top of page

Wellness Tips: Social Media

When considering addressing substance use, disordered eating, or any other mental health disorders that may be getting in the way of achieving your maximum potential, Recovery Frameworks encourages looking at your values, your strengths, and your goals to come up with an action plan that helps you grow towards a brighter future. The ultimate goal is self-actualization, helping you to be the best you possible. To achieve this, we must live a well-rounded life. We must practice habits and skills that encourage wellness. To assist with these goals, we have developed a series of blog posts highlighting a skill or habit that you can try for yourself! This week we want to look at social media's impact on our wellness.


The first thing we want to note is that this is not a post about how evil social media is and how you need to delete it to feel good. Social media has many positive aspects. If it didn't, it wouldn't have become as popular as it is today. Social media can provide us with a sense of community and connection. It allows us to stay in touch with loved ones who may be far away, and it can provide us with a platform to connect with like-minded individuals who share our interests and values. This is particularly important for individuals trying to recover from substance use disorder, mental health disorders, and disordered eating. There are many communities and influencers who can help provide inspiration and motivation when you are feeling like you have no one to lean on.

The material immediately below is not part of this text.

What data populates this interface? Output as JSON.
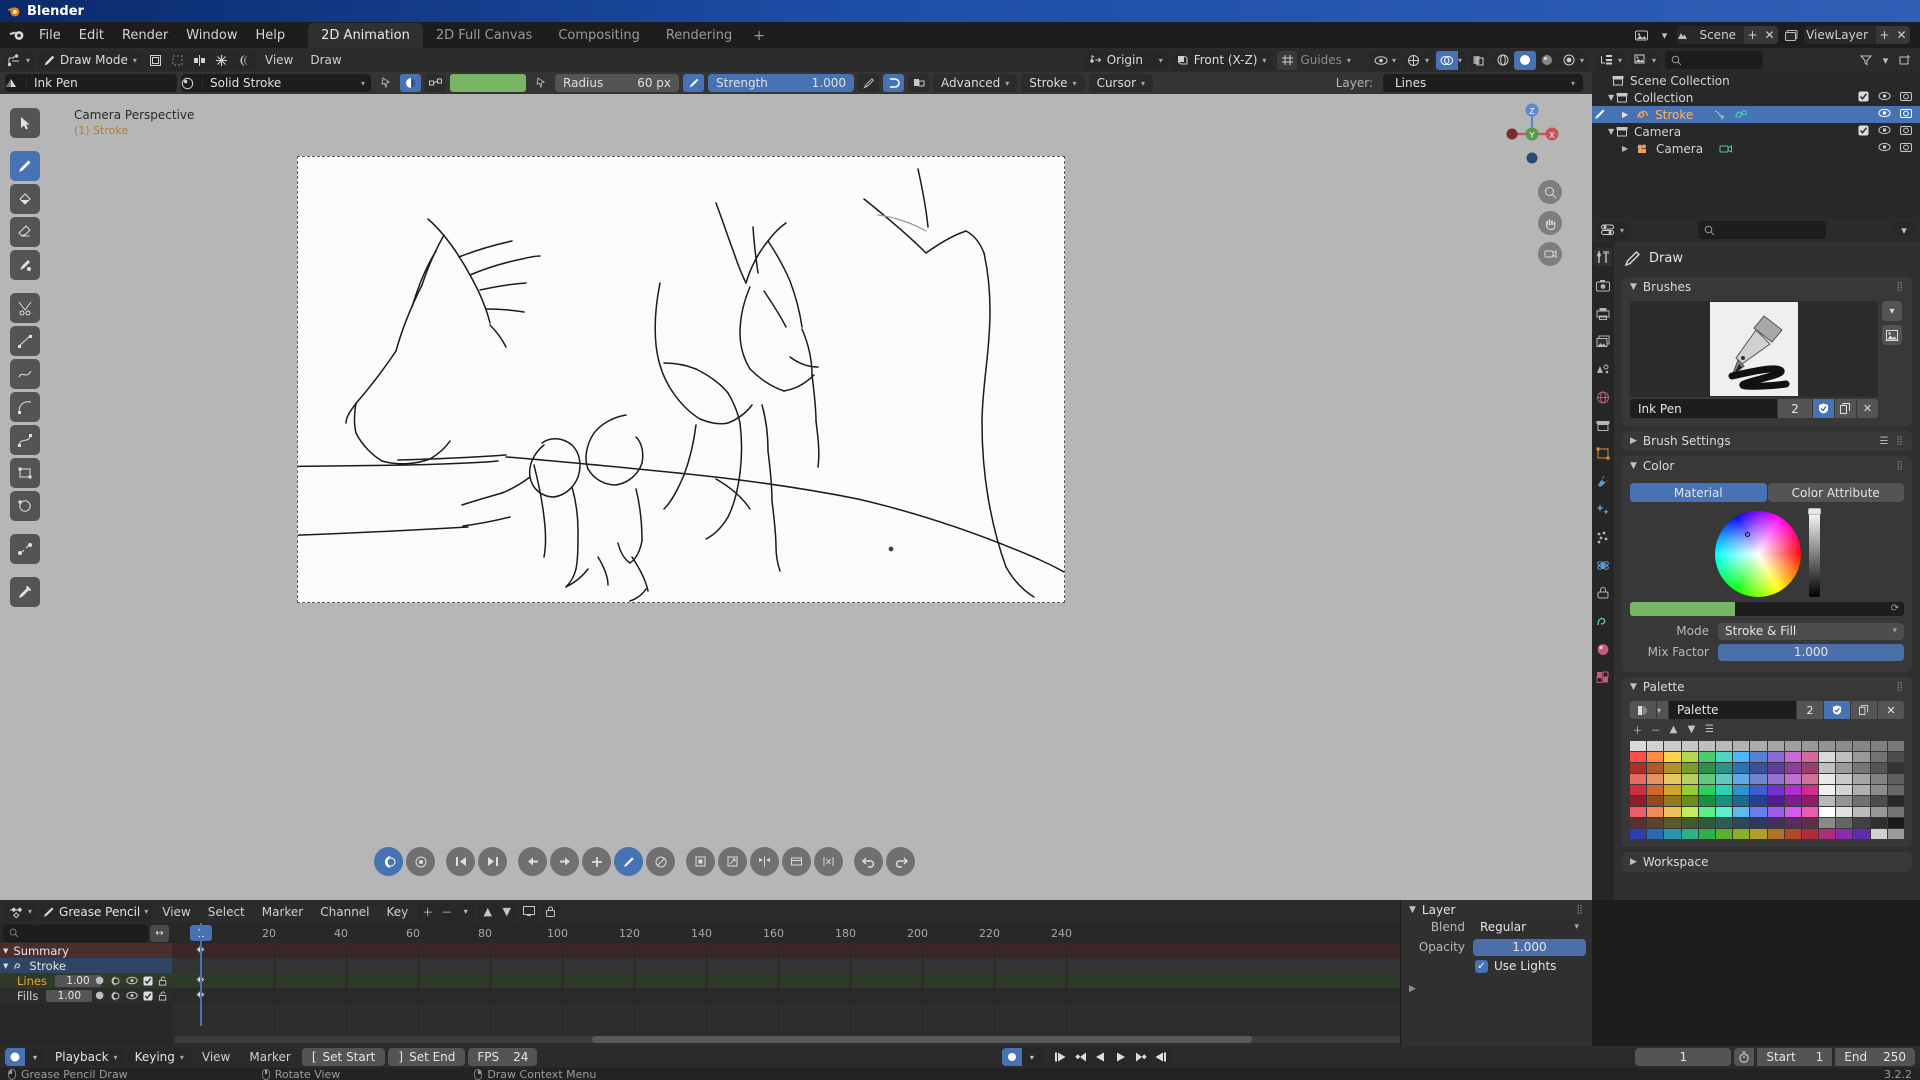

However, on the negative side, social media can also contribute to feelings of anxiety, depression, and loneliness. Studies have shown that excessive social media use can lead to feelings of inadequacy, envy, and even addiction.

So how can we set up personal boundaries and engage with social media in a healthy way?

The first step is to be aware of the impact that social media is having on our mental health. We need to be mindful of the amount of time we spend on social media, and how it makes us feel. If we notice that we are feeling anxious or depressed after spending time on social media, it may be time to reevaluate our use.

The second step is to set boundaries around our social media use. This can include limiting the amount of time we spend on social media, setting specific times of day when we check our accounts, and even taking regular breaks from social media altogether.

It's also important to curate our social media feeds in a way that promotes positivity and mental wellness. This may mean unfollowing accounts that make us feel inadequate or insecure, and instead following accounts that inspire and uplift us.

Finally, it's important to remember that changing our relationship with social media is a process, and that we are all works in progress. It's okay to make mistakes and slip up from time to time. What's important is that we acknowledge when we need to take a step back and make changes in our social media use to prioritize our mental health.


In conclusion, social media can have a significant impact on our mental health. By being aware of this impact and setting up personal boundaries, we can engage with social media in a healthy way that promotes positivity and mental wellness. Remember, recovery is a process, and it's never too late to make changes that prioritize your well-being.

If you have tried everything and can not seem to move forward on your own, a recovery coach or companion may be able to provide the motivation and accountability to help you achieve what you previously thought was impossible. Reach out and we will help you understand the resources that are available to you and guide you through the difficult process of recovering from substance use, disordered eating, and other mental health disorders.


Disclaimer: Recovery Frameworks offers a non-clinical support service. The services and programs provided by Recovery Frameworks do not include medical advice, including diagnoses, medical care, or clinical treatment. Services should only be used in conjunction with the guidance and care of your doctors, therapists, consultants, and/or providers in part of your treatment team.

bottom of page